Action item – For the data below, work out how many lines contain the word "kworker" and supply only that number.

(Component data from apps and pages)
Segment Open

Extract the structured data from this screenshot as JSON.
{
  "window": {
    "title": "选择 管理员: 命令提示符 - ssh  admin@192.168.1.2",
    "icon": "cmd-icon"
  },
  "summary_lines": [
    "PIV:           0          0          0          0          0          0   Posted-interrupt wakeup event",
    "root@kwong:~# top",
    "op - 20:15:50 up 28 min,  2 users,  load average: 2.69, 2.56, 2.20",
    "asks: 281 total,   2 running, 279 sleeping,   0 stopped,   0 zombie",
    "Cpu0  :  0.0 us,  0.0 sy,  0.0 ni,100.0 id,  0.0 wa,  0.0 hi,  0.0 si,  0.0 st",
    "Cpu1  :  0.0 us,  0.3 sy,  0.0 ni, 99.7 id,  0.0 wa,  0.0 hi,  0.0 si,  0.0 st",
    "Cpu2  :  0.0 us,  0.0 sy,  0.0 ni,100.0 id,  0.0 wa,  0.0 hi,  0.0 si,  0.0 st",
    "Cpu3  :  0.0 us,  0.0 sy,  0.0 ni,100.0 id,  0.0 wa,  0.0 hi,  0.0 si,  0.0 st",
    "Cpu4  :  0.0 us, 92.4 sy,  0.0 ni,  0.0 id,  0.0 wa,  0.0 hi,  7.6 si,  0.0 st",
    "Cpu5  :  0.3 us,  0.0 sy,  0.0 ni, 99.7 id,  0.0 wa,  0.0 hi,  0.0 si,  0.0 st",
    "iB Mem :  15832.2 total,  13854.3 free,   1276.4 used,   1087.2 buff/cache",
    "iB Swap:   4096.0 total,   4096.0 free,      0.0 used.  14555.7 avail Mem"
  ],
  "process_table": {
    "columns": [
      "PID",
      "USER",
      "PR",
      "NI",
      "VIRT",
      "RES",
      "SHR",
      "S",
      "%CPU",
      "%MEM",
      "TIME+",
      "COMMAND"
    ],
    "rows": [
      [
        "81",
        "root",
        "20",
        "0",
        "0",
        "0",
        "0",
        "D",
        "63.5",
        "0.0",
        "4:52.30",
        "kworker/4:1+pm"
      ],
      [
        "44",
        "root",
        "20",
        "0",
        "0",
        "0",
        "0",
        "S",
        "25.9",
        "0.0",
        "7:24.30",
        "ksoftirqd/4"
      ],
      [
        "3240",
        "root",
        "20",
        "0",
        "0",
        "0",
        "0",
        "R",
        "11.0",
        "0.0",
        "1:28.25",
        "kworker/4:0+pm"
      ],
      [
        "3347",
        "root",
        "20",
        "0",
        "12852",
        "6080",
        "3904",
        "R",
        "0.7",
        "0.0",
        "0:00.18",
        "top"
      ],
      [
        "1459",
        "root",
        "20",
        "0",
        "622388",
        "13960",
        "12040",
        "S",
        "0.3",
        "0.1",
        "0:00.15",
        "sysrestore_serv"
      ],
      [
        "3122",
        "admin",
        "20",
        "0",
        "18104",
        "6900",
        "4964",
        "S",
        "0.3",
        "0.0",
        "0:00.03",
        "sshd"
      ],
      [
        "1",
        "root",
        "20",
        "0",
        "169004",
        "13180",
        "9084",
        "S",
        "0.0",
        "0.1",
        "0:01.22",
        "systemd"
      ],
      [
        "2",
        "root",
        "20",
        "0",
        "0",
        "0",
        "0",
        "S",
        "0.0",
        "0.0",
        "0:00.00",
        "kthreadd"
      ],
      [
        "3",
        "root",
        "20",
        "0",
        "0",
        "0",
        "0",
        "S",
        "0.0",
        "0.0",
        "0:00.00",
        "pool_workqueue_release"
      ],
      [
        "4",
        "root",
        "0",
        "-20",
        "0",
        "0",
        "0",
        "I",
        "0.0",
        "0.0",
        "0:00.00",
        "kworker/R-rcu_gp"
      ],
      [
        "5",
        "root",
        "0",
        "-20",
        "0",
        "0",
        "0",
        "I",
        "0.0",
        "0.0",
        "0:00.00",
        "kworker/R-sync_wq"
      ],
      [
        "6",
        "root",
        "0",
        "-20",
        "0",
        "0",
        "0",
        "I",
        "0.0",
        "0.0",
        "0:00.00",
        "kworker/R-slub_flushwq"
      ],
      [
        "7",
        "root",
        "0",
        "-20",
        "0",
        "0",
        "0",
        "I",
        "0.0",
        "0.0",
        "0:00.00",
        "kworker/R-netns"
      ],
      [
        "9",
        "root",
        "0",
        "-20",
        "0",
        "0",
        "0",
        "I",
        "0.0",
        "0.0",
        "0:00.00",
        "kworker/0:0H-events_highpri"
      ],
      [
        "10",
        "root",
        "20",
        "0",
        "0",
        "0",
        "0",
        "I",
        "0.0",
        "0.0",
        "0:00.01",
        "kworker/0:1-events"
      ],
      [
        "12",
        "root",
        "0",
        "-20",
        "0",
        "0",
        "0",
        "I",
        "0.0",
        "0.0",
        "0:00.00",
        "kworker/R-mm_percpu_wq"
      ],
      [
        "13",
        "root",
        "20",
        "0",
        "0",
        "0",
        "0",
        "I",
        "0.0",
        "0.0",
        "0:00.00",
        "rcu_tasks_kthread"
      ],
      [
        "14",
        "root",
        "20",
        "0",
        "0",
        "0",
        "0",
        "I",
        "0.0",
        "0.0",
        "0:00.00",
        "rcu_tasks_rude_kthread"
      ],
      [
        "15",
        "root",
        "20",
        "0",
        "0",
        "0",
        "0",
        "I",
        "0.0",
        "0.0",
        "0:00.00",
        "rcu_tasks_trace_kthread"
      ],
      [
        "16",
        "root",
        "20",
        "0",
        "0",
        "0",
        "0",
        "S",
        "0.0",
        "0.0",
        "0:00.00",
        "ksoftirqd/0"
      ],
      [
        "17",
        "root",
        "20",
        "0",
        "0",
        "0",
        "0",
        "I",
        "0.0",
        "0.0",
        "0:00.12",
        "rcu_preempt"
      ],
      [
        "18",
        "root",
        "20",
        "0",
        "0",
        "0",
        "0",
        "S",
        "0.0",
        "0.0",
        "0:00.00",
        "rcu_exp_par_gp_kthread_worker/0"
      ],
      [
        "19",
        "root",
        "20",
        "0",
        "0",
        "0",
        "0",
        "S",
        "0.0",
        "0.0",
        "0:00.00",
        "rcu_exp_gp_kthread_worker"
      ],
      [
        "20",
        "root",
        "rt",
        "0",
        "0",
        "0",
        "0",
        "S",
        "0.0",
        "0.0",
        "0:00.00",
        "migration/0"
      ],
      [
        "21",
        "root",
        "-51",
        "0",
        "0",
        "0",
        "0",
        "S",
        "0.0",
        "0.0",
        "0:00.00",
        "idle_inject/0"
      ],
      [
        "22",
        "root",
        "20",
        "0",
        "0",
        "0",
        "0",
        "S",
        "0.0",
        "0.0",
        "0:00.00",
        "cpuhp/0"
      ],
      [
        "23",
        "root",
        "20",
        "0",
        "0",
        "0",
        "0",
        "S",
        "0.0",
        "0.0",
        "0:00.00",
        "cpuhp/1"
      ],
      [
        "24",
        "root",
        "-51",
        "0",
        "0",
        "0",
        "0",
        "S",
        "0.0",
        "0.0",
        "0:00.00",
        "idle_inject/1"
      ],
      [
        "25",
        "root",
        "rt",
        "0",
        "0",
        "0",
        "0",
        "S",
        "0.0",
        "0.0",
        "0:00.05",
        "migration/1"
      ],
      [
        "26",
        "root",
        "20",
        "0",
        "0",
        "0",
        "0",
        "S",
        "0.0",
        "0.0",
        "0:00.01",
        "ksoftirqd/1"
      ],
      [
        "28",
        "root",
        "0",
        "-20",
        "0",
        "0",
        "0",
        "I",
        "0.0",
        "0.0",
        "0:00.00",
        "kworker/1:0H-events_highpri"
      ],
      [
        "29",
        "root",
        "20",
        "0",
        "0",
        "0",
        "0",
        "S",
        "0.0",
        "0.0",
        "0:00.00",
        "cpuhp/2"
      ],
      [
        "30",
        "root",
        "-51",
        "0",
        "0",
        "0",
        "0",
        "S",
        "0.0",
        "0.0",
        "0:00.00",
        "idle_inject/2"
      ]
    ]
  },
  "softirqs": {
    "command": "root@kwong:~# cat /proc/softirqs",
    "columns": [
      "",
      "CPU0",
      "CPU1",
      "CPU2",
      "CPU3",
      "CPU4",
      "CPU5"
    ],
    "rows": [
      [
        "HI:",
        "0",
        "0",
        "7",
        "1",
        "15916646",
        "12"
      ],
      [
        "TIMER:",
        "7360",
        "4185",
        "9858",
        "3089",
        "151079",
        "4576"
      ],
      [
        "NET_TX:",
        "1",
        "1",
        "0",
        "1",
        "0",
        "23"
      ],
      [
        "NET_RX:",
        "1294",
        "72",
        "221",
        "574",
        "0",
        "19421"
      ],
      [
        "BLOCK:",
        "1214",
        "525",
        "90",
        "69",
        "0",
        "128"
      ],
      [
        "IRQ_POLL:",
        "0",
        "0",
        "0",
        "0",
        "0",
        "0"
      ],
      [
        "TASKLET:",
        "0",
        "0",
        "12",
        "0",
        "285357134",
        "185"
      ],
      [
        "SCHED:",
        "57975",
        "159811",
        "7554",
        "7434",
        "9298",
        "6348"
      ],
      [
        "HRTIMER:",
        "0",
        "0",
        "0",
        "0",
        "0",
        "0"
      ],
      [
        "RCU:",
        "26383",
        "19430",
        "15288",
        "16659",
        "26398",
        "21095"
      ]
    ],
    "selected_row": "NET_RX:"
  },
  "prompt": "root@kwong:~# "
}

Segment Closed

Your response – 10